In the world of business, things have also changed, especially the pace of technology and the rapid increase in global competition, all demanding the very best from the company and the leadership team. And strategic planning, once just an exercise of gathering last year’s numbers and adding 10%, is now highly rigorous with SWOT analysis, Porter’s Five-forces, scenario planning, emerging market analytics, pricing theories, Emergent and Disruptive strategies, and numerous other analytical and systematic approaches to developing the best strategy.
The important thing is not having a strategy, it’s getting it implemented! ~Jack Welch
But in terms of strategy execution, most organisations are still “playing with the wooden Dunlop Maxply”. The statistics are alarming; most strategies fail, not because of poor strategy, but because of poor execution. When a CEO is fired, 70% of the time it is for failing to deliver on the strategic objectives they promised the board and the market. And most execution failures are the result of executives and managers spending more time focusing on their functional objectives than the overall strategic objectives. What is commonly called “heavy silo focus”.
For the past several years we have been introducing our clients to a new, integrated “Fastbreak Strategy Execution Process”, along with a management platform that breaks down the silo-based culture by organising and focusing the entire company on the successful delivery of strategic objectives. This robust process, detailed in the book, FASTBREAK: The CEO’s Guide to Strategy Execution, helps build a culture of execution and accountability and represents the best chance organisations have of executing at pace against their strategy.
Those of us of a certain age probably have a soft spot for the original Dunlop Maxply. Maybe one day we’ll have a sentimental attachment to the old silo-based ways of business planning and execution. But in today’s changing and competitive global marketplace, unless you have a robust strategy execution process in place and an aligned leadership team, you really might as well play with a fly swatter!

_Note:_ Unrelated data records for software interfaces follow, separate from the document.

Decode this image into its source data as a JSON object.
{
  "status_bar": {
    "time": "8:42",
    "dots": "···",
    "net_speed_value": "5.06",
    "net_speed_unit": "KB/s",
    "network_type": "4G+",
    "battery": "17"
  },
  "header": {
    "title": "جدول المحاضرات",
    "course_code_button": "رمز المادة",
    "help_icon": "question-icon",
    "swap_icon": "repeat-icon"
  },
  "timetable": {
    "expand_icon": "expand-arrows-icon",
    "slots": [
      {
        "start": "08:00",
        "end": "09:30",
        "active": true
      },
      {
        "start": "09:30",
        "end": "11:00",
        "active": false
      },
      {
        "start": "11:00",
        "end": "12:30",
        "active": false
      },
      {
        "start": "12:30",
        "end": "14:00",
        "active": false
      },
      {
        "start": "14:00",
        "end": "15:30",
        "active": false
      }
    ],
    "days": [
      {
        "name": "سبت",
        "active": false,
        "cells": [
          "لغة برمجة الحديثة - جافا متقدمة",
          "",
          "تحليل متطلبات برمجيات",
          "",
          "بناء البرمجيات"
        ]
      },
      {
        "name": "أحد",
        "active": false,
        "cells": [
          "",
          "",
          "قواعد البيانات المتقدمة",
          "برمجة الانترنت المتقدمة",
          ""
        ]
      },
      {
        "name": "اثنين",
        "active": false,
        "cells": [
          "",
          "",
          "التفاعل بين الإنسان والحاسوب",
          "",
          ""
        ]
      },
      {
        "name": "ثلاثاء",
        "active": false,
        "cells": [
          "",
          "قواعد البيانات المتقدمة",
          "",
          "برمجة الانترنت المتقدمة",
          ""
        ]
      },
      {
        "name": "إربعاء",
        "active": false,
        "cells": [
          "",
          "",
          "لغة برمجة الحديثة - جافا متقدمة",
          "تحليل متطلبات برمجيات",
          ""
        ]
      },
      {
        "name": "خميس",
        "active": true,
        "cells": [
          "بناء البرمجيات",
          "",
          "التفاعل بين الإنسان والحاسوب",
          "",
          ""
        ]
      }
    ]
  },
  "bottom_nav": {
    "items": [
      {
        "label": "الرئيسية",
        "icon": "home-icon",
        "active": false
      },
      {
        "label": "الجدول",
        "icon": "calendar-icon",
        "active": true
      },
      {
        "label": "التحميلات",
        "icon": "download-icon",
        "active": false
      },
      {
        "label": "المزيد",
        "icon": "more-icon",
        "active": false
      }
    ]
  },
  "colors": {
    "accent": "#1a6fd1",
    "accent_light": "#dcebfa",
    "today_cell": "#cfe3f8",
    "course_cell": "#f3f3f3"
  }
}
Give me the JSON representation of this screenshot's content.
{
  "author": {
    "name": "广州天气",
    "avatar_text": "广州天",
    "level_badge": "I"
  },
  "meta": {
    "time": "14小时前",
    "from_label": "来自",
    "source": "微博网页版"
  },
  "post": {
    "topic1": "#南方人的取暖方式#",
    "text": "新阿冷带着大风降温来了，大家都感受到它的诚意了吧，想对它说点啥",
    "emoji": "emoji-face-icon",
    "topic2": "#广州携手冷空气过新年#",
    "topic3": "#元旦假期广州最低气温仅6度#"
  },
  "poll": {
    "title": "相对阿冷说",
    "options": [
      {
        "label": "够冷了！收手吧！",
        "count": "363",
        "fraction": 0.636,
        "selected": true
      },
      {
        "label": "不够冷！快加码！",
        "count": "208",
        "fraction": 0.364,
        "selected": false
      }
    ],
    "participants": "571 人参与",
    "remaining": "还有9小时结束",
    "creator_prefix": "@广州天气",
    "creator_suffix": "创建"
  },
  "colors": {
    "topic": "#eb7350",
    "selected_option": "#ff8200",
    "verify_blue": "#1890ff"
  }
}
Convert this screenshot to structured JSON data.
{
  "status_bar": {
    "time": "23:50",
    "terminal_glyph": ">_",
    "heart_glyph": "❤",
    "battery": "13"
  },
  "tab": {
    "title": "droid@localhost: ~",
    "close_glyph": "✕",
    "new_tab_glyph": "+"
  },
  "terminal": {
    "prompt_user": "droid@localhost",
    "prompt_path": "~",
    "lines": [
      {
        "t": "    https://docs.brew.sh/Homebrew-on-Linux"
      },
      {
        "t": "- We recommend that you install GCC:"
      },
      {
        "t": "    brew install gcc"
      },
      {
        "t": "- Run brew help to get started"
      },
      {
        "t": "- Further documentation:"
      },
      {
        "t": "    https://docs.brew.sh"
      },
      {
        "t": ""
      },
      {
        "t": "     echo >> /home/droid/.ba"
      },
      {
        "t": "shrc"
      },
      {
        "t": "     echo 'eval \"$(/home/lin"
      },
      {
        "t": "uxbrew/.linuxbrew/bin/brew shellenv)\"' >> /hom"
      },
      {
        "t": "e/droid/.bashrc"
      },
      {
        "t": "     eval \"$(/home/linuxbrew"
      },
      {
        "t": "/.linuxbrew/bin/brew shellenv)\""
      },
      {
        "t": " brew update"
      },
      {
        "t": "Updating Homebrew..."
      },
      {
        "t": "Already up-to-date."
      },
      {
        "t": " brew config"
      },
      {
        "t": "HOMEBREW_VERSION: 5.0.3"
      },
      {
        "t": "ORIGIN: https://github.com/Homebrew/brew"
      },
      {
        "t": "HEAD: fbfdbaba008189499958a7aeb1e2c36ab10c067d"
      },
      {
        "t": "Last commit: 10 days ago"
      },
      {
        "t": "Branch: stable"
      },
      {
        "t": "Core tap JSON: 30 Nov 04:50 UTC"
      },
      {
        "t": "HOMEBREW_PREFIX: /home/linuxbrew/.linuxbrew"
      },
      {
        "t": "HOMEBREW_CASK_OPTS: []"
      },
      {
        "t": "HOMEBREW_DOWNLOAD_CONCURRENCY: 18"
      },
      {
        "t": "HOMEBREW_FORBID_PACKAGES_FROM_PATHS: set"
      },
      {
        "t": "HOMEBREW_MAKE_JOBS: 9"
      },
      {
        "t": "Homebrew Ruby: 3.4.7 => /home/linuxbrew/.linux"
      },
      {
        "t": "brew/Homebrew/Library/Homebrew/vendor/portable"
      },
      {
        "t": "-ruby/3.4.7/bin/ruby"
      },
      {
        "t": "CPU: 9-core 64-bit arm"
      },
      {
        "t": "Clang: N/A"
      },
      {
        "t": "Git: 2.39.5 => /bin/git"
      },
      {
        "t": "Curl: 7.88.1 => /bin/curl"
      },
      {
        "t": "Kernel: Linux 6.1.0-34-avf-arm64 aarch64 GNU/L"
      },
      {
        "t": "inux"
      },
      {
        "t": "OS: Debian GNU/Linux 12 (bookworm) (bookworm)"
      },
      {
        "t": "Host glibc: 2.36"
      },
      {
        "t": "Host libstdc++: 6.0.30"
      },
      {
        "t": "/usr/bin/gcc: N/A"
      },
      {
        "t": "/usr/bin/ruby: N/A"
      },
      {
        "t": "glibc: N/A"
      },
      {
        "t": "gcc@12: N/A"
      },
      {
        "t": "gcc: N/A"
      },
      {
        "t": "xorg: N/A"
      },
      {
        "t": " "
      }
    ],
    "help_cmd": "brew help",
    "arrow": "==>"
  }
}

See the review of LEVERAGE in The Economist (January 9, 2014).
John also writes thriller novels: novels.johnrchildress.com